I hope this provides some clues as to why Canadians of African descent no longer make up ten per cent of the Maritimes’ population. (However, Nova Scotia still has the highest per capita number of black citizens of any province in Canada.)

Family of Isaac Mann

I have begun researching my family’s military history. It appears that I am a direct descendant of Colonel Isaac Mann. I see that he listed in the Loyalist Directory where some additional information has been contributed.

My great grandfather was James Mann, but I don’t yet have the connection between him and one of the children of Isaac.

I would be interested in hearing from anyone who has researched the family or is likewise descended from Isaac as I would love to learn more about my family.

Doug Pflug, Guelph

Can DNA Help Prove a Loyalist Ancestor?

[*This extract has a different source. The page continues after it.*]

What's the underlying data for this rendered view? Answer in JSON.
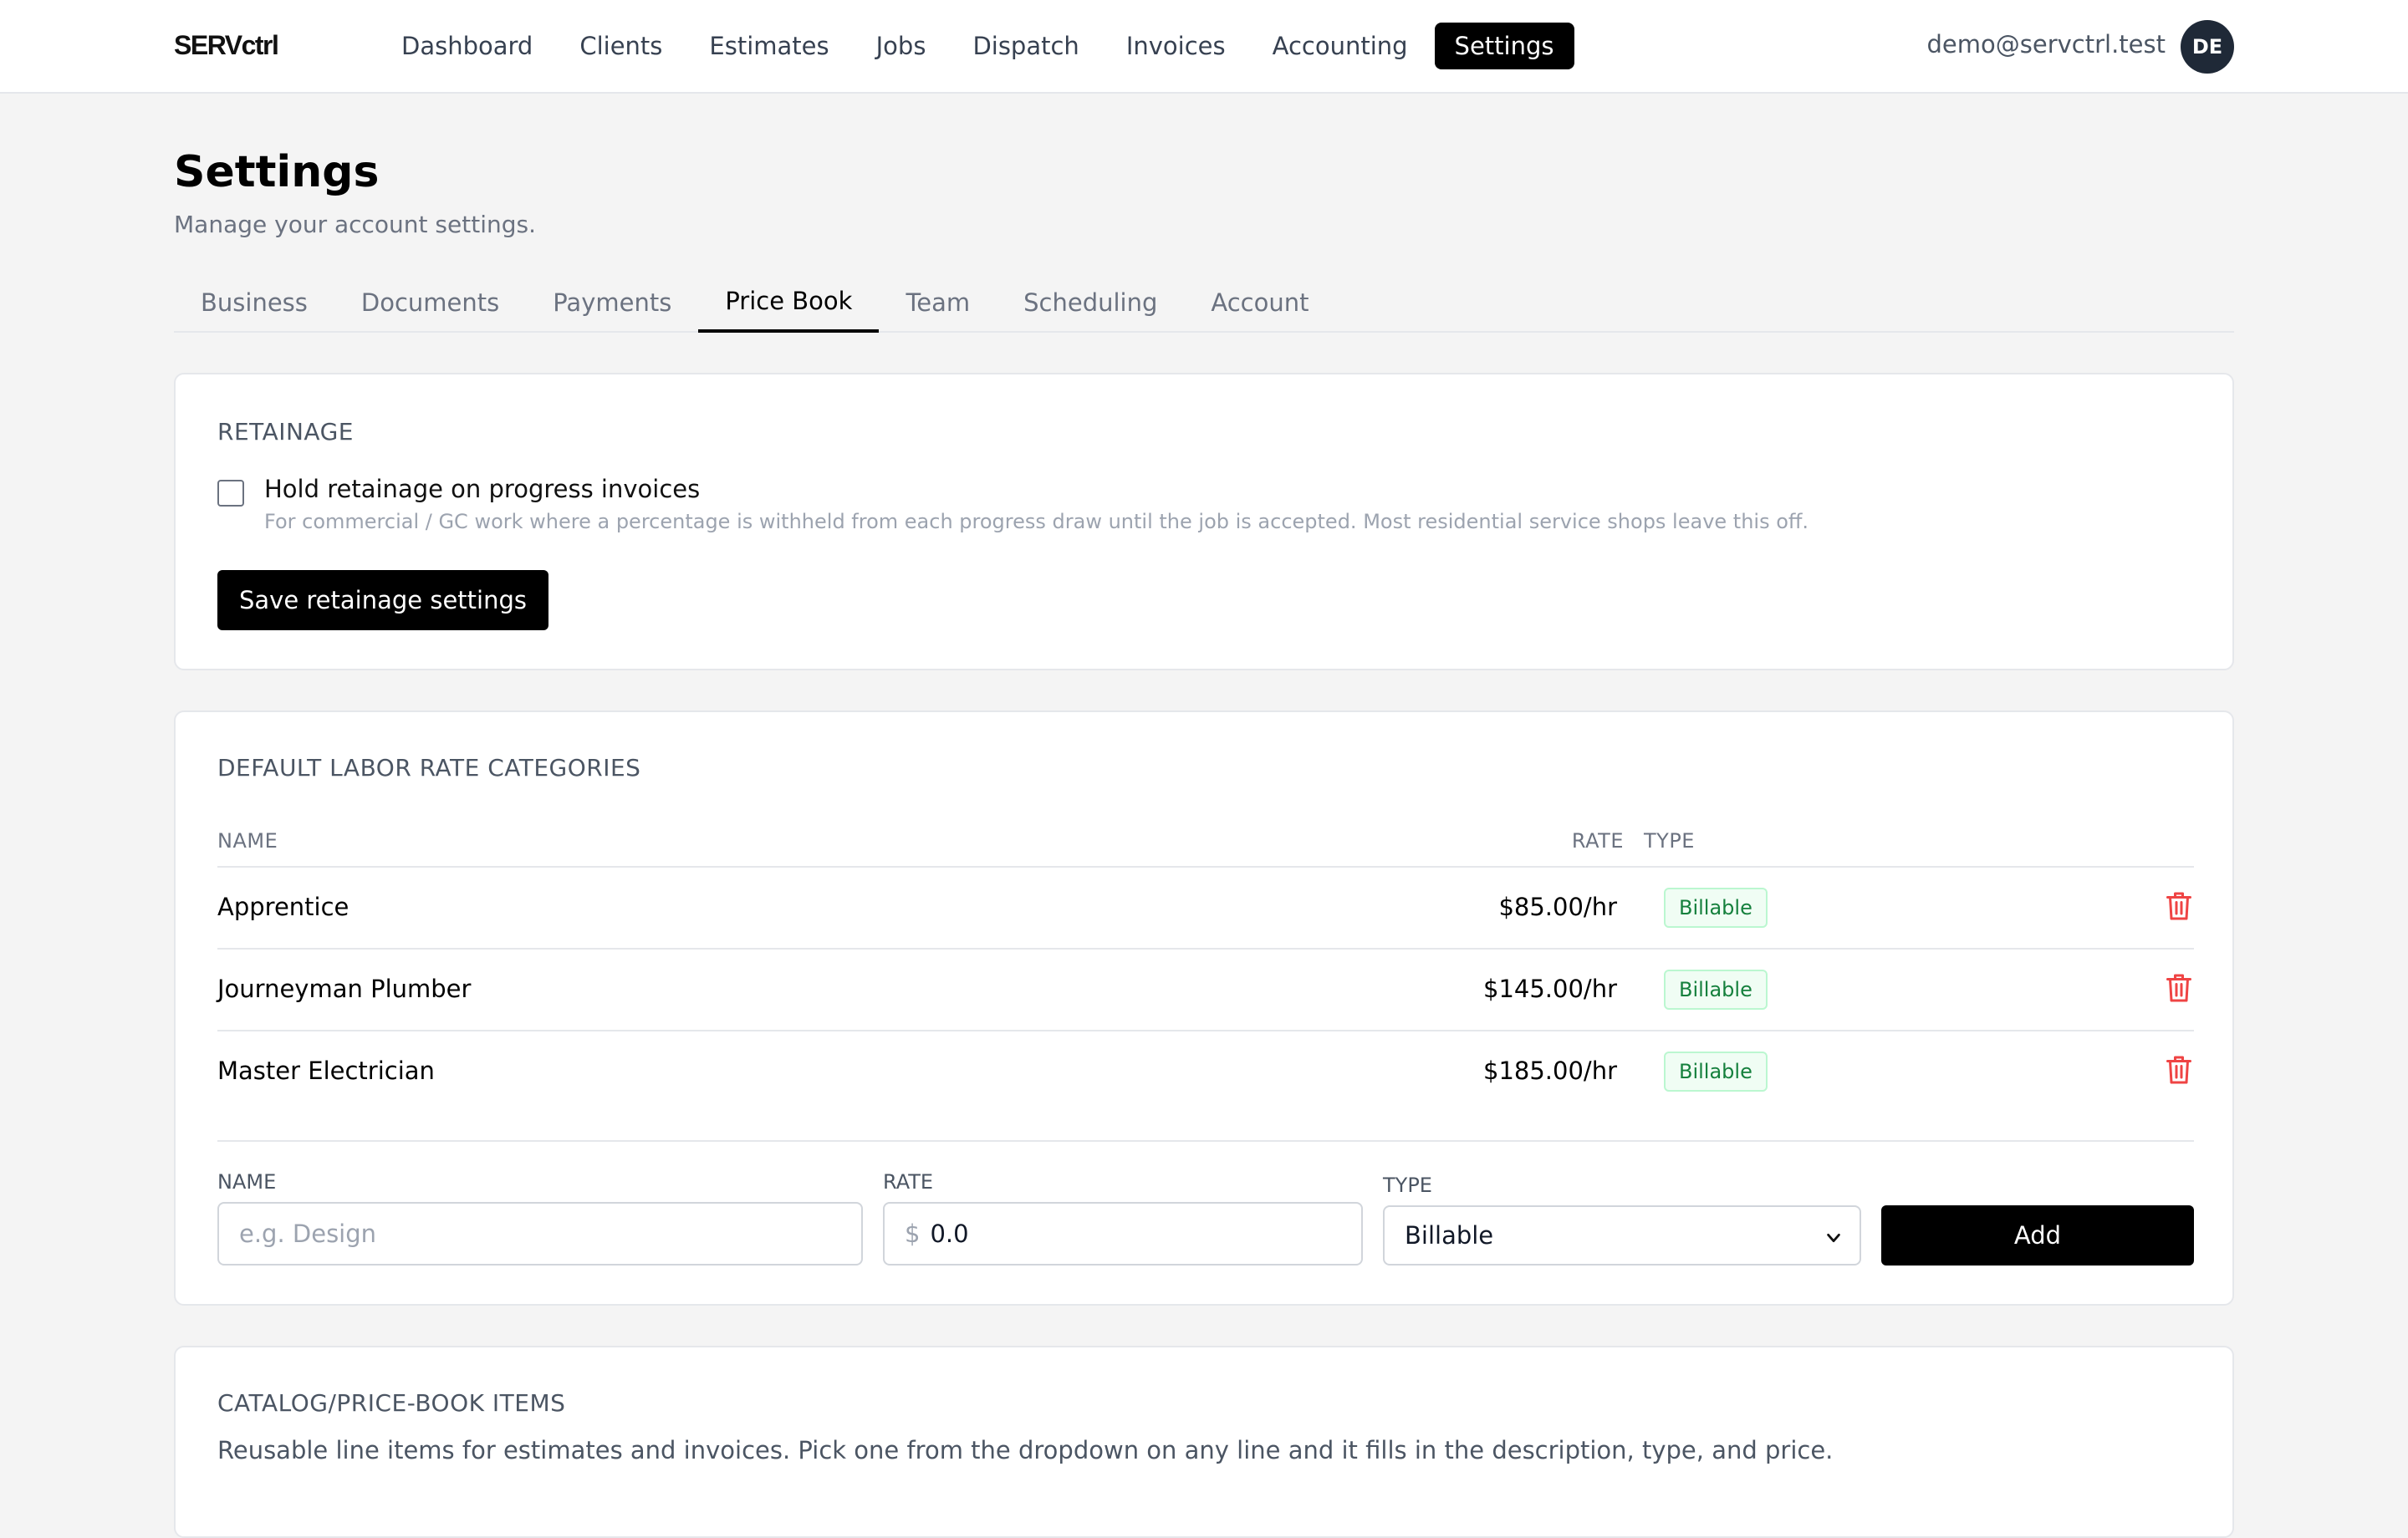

A question has come up about the use of DNA to prove descent from a Loyalist ancestor. As I have only a very rudimentary understanding of how DNA is being used in genealogical research (perhaps other readers fall into the same group), I would like to draw on the knowledge of those who know more.

This question will hopefully become a series of questions and responses over time.

To keep it simple, assume we have a record of two Loyalists: Loyalist Dad is father to Loyalist Son and both of them served in a Loyalist Regiment. They show on a muster roll and both received Loyalist land grants.

We also have one descendant who has successfully proven genealogical descent from Loyalist Son and from Loyalist Father, and received two Loyalist certificates. A name for this person: Proven Descendant.

I believe I am also a descendant of Loyalist Dad but I have records only back to my Grandparents. I am missing about 4 generations.

Can DNA show that I am a descendant of Loyalist Dad? (I am not looking for a lot of technical details – I am sure that can be found elsewhere – but what are the few steps that would have to be done to show this, if it is possible). We can explore issues and other circumstances as follow-on queries.

…Doug, loyalist.trails@uelac.org